> What is required
Search the entries below. Return every line that has "send" in it.

> Working data

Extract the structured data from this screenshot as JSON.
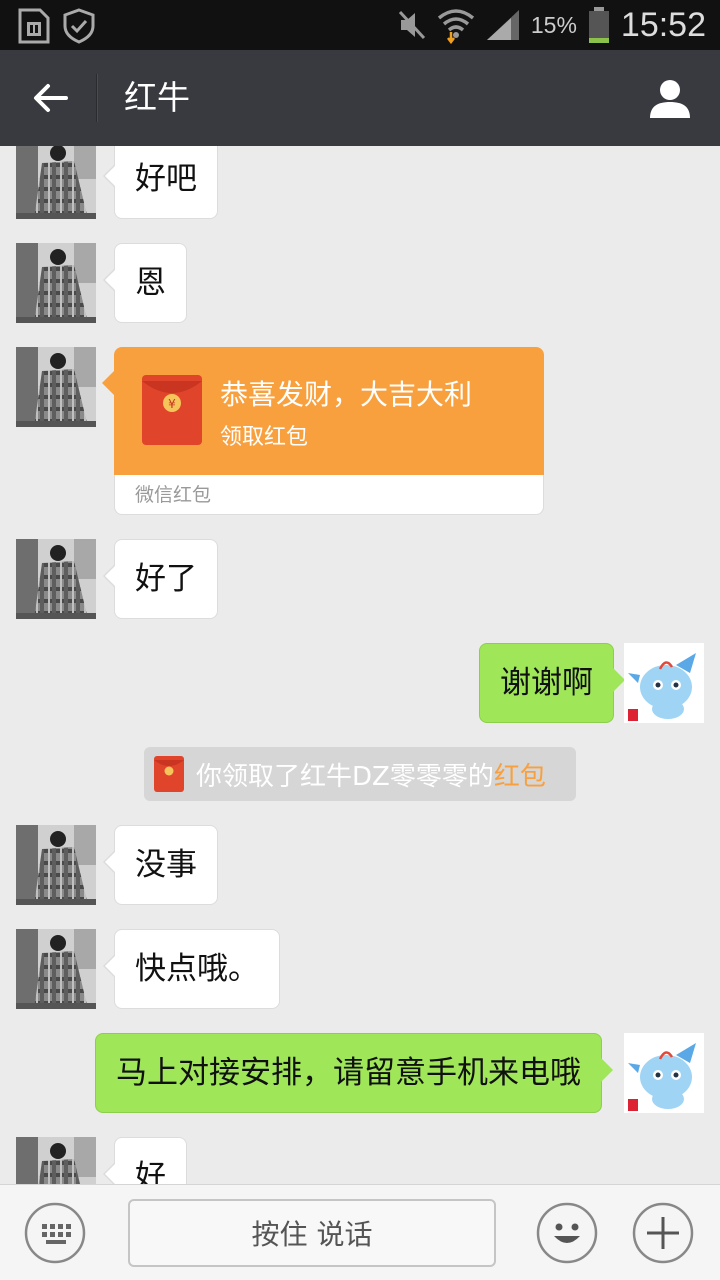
{
  "status_bar": {
    "battery_percent": "15%",
    "time": "15:52",
    "icons": [
      "sim-icon",
      "shield-icon",
      "mute-icon",
      "wifi-icon",
      "signal-icon",
      "battery-icon"
    ]
  },
  "header": {
    "title": "红牛",
    "icons": [
      "back-arrow-icon",
      "profile-icon"
    ]
  },
  "messages": [
    {
      "side": "in",
      "text": "好吧"
    },
    {
      "side": "in",
      "text": "恩"
    },
    {
      "side": "in",
      "type": "red_packet",
      "title": "恭喜发财，大吉大利",
      "action": "领取红包",
      "footer": "微信红包"
    },
    {
      "side": "in",
      "text": "好了"
    },
    {
      "side": "out",
      "text": "谢谢啊"
    },
    {
      "type": "system",
      "text": "你领取了红牛DZ零零零的",
      "link": "红包"
    },
    {
      "side": "in",
      "text": "没事"
    },
    {
      "side": "in",
      "text": "快点哦。"
    },
    {
      "side": "out",
      "text": "马上对接安排，请留意手机来电哦"
    },
    {
      "side": "in",
      "text": "好"
    }
  ],
  "input_bar": {
    "voice_label": "按住 说话",
    "icons": [
      "keyboard-icon",
      "emoji-icon",
      "plus-icon"
    ]
  },
  "colors": {
    "outgoing_bubble": "#9fe658",
    "red_packet": "#f9a03e",
    "header_bg": "#393a3f",
    "chat_bg": "#ebebeb"
  }
}
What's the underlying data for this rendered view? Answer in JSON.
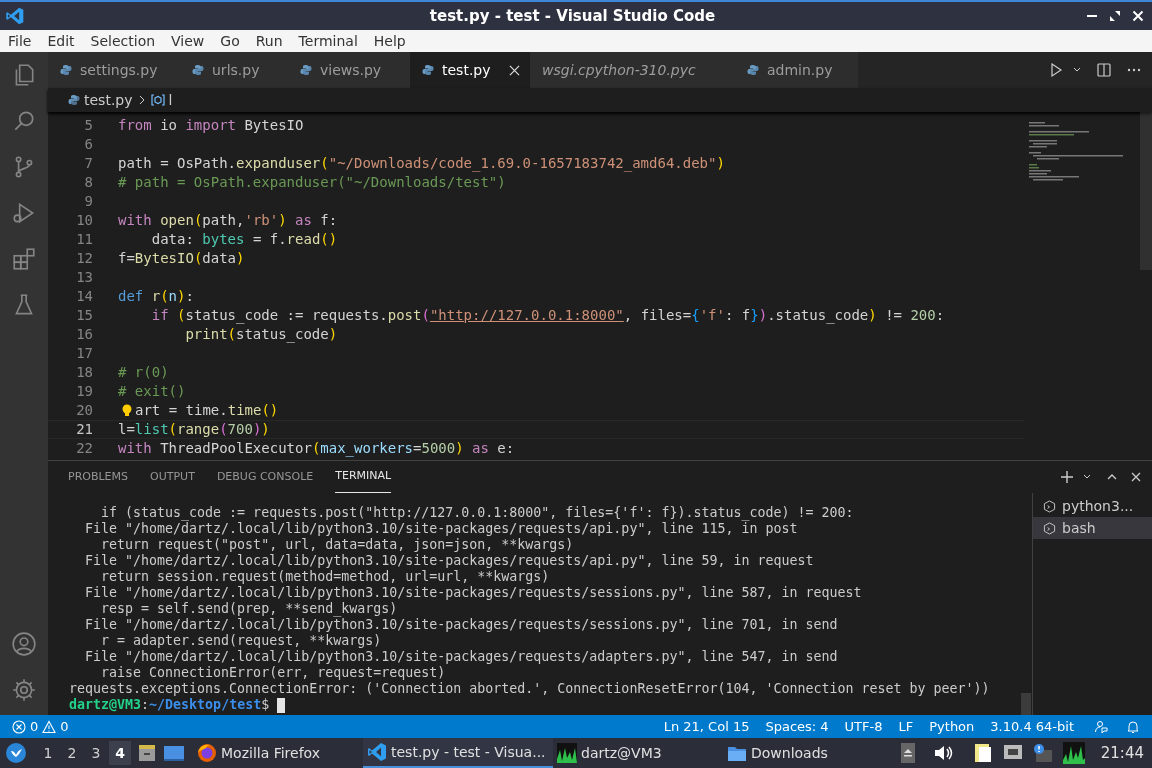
{
  "window": {
    "title": "test.py - test - Visual Studio Code"
  },
  "menu": [
    "File",
    "Edit",
    "Selection",
    "View",
    "Go",
    "Run",
    "Terminal",
    "Help"
  ],
  "tabs": [
    {
      "label": "settings.py",
      "kind": "python",
      "selected": false,
      "italic": false
    },
    {
      "label": "urls.py",
      "kind": "python",
      "selected": false,
      "italic": false
    },
    {
      "label": "views.py",
      "kind": "python",
      "selected": false,
      "italic": false
    },
    {
      "label": "test.py",
      "kind": "python",
      "selected": true,
      "italic": false
    },
    {
      "label": "wsgi.cpython-310.pyc",
      "kind": "binary",
      "selected": false,
      "italic": true
    },
    {
      "label": "admin.py",
      "kind": "python",
      "selected": false,
      "italic": false
    }
  ],
  "breadcrumb": {
    "file": "test.py",
    "symbol": "l"
  },
  "editor": {
    "lines": [
      {
        "number": "5",
        "current": false,
        "lightbulb": false,
        "tokens": [
          {
            "kind": "kw",
            "text": "from"
          },
          {
            "kind": "plain",
            "text": " io "
          },
          {
            "kind": "kw",
            "text": "import"
          },
          {
            "kind": "plain",
            "text": " BytesIO"
          }
        ]
      },
      {
        "number": "6",
        "current": false,
        "lightbulb": false
      },
      {
        "number": "7",
        "current": false,
        "lightbulb": false,
        "tokens": [
          {
            "kind": "plain",
            "text": "path = OsPath."
          },
          {
            "kind": "fn",
            "text": "expanduser"
          },
          {
            "kind": "br1",
            "text": "("
          },
          {
            "kind": "str",
            "text": "\"~/Downloads/code_1.69.0-1657183742_amd64.deb\""
          },
          {
            "kind": "br1",
            "text": ")"
          }
        ]
      },
      {
        "number": "8",
        "current": false,
        "lightbulb": false,
        "tokens": [
          {
            "kind": "comment",
            "text": "# path = OsPath.expanduser(\"~/Downloads/test\")"
          }
        ]
      },
      {
        "number": "9",
        "current": false,
        "lightbulb": false
      },
      {
        "number": "10",
        "current": false,
        "lightbulb": false,
        "tokens": [
          {
            "kind": "kw",
            "text": "with "
          },
          {
            "kind": "fn",
            "text": "open"
          },
          {
            "kind": "br1",
            "text": "("
          },
          {
            "kind": "plain",
            "text": "path,"
          },
          {
            "kind": "str",
            "text": "'rb'"
          },
          {
            "kind": "br1",
            "text": ")"
          },
          {
            "kind": "kw",
            "text": " as"
          },
          {
            "kind": "plain",
            "text": " f:"
          }
        ]
      },
      {
        "number": "11",
        "current": false,
        "lightbulb": false,
        "tokens": [
          {
            "kind": "plain",
            "text": "    data: "
          },
          {
            "kind": "type",
            "text": "bytes"
          },
          {
            "kind": "plain",
            "text": " = f."
          },
          {
            "kind": "fn",
            "text": "read"
          },
          {
            "kind": "br1",
            "text": "()"
          }
        ]
      },
      {
        "number": "12",
        "current": false,
        "lightbulb": false,
        "tokens": [
          {
            "kind": "plain",
            "text": "f="
          },
          {
            "kind": "fn",
            "text": "BytesIO"
          },
          {
            "kind": "br1",
            "text": "("
          },
          {
            "kind": "plain",
            "text": "data"
          },
          {
            "kind": "br1",
            "text": ")"
          }
        ]
      },
      {
        "number": "13",
        "current": false,
        "lightbulb": false
      },
      {
        "number": "14",
        "current": false,
        "lightbulb": false,
        "tokens": [
          {
            "kind": "def",
            "text": "def "
          },
          {
            "kind": "fn",
            "text": "r"
          },
          {
            "kind": "br1",
            "text": "("
          },
          {
            "kind": "var",
            "text": "n"
          },
          {
            "kind": "br1",
            "text": ")"
          },
          {
            "kind": "plain",
            "text": ":"
          }
        ]
      },
      {
        "number": "15",
        "current": false,
        "lightbulb": false,
        "tokens": [
          {
            "kind": "kw",
            "text": "    if "
          },
          {
            "kind": "br1",
            "text": "("
          },
          {
            "kind": "plain",
            "text": "status_code := requests."
          },
          {
            "kind": "fn",
            "text": "post"
          },
          {
            "kind": "br2",
            "text": "("
          },
          {
            "kind": "link",
            "text": "\"http://127.0.0.1:8000\""
          },
          {
            "kind": "plain",
            "text": ", files="
          },
          {
            "kind": "br3",
            "text": "{"
          },
          {
            "kind": "str",
            "text": "'f'"
          },
          {
            "kind": "plain",
            "text": ": f"
          },
          {
            "kind": "br3",
            "text": "}"
          },
          {
            "kind": "br2",
            "text": ")"
          },
          {
            "kind": "plain",
            "text": ".status_code"
          },
          {
            "kind": "br1",
            "text": ")"
          },
          {
            "kind": "plain",
            "text": " != "
          },
          {
            "kind": "num",
            "text": "200"
          },
          {
            "kind": "plain",
            "text": ":"
          }
        ]
      },
      {
        "number": "16",
        "current": false,
        "lightbulb": false,
        "tokens": [
          {
            "kind": "fn",
            "text": "        print"
          },
          {
            "kind": "br1",
            "text": "("
          },
          {
            "kind": "plain",
            "text": "status_code"
          },
          {
            "kind": "br1",
            "text": ")"
          }
        ]
      },
      {
        "number": "17",
        "current": false,
        "lightbulb": false
      },
      {
        "number": "18",
        "current": false,
        "lightbulb": false,
        "tokens": [
          {
            "kind": "comment",
            "text": "# r(0)"
          }
        ]
      },
      {
        "number": "19",
        "current": false,
        "lightbulb": false,
        "tokens": [
          {
            "kind": "comment",
            "text": "# exit()"
          }
        ]
      },
      {
        "number": "20",
        "current": false,
        "lightbulb": true,
        "tokens": [
          {
            "kind": "plain",
            "text": "art = time."
          },
          {
            "kind": "fn",
            "text": "time"
          },
          {
            "kind": "br1",
            "text": "()"
          }
        ]
      },
      {
        "number": "21",
        "current": true,
        "lightbulb": false,
        "tokens": [
          {
            "kind": "plain",
            "text": "l="
          },
          {
            "kind": "type",
            "text": "list"
          },
          {
            "kind": "br1",
            "text": "("
          },
          {
            "kind": "fn",
            "text": "range"
          },
          {
            "kind": "br2",
            "text": "("
          },
          {
            "kind": "num",
            "text": "700"
          },
          {
            "kind": "br2",
            "text": ")"
          },
          {
            "kind": "br1",
            "text": ")"
          }
        ]
      },
      {
        "number": "22",
        "current": false,
        "lightbulb": false,
        "tokens": [
          {
            "kind": "kw",
            "text": "with"
          },
          {
            "kind": "plain",
            "text": " ThreadPoolExecutor"
          },
          {
            "kind": "br1",
            "text": "("
          },
          {
            "kind": "var",
            "text": "max_workers"
          },
          {
            "kind": "plain",
            "text": "="
          },
          {
            "kind": "num",
            "text": "5000"
          },
          {
            "kind": "br1",
            "text": ")"
          },
          {
            "kind": "kw",
            "text": " as"
          },
          {
            "kind": "plain",
            "text": " e:"
          }
        ]
      }
    ]
  },
  "panel": {
    "tabs": [
      {
        "label": "PROBLEMS",
        "selected": false
      },
      {
        "label": "OUTPUT",
        "selected": false
      },
      {
        "label": "DEBUG CONSOLE",
        "selected": false
      },
      {
        "label": "TERMINAL",
        "selected": true
      }
    ],
    "terminal_lines": [
      "    if (status_code := requests.post(\"http://127.0.0.1:8000\", files={'f': f}).status_code) != 200:",
      "  File \"/home/dartz/.local/lib/python3.10/site-packages/requests/api.py\", line 115, in post",
      "    return request(\"post\", url, data=data, json=json, **kwargs)",
      "  File \"/home/dartz/.local/lib/python3.10/site-packages/requests/api.py\", line 59, in request",
      "    return session.request(method=method, url=url, **kwargs)",
      "  File \"/home/dartz/.local/lib/python3.10/site-packages/requests/sessions.py\", line 587, in request",
      "    resp = self.send(prep, **send_kwargs)",
      "  File \"/home/dartz/.local/lib/python3.10/site-packages/requests/sessions.py\", line 701, in send",
      "    r = adapter.send(request, **kwargs)",
      "  File \"/home/dartz/.local/lib/python3.10/site-packages/requests/adapters.py\", line 547, in send",
      "    raise ConnectionError(err, request=request)",
      "requests.exceptions.ConnectionError: ('Connection aborted.', ConnectionResetError(104, 'Connection reset by peer'))"
    ],
    "prompt": {
      "user": "dartz@VM3",
      "separator": ":",
      "path": "~/Desktop/test",
      "symbol": "$"
    },
    "sessions": [
      {
        "label": "python3...",
        "selected": false
      },
      {
        "label": "bash",
        "selected": true
      }
    ]
  },
  "status_bar": {
    "errors": "0",
    "warnings": "0",
    "items": [
      "Ln 21, Col 15",
      "Spaces: 4",
      "UTF-8",
      "LF",
      "Python",
      "3.10.4 64-bit"
    ]
  },
  "taskbar": {
    "workspaces": [
      {
        "label": "1",
        "selected": false
      },
      {
        "label": "2",
        "selected": false
      },
      {
        "label": "3",
        "selected": false
      },
      {
        "label": "4",
        "selected": true
      }
    ],
    "windows": [
      {
        "label": "Mozilla Firefox",
        "kind": "browser",
        "selected": false
      },
      {
        "label": "test.py - test - Visua...",
        "kind": "editor",
        "selected": true
      },
      {
        "label": "dartz@VM3",
        "kind": "terminal",
        "selected": false
      },
      {
        "label": "Downloads",
        "kind": "folder",
        "selected": false
      }
    ],
    "clock": "21:44"
  }
}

> Exercise output
      "    resp = self.send(prep, **send_kwargs)",
      "  File \"/home/dartz/.local/lib/python3.10/site-packages/requests/sessions.py\", line 701, in send",
      "    r = adapter.send(request, **kwargs)",
      "  File \"/home/dartz/.local/lib/python3.10/site-packages/requests/adapters.py\", line 547, in send",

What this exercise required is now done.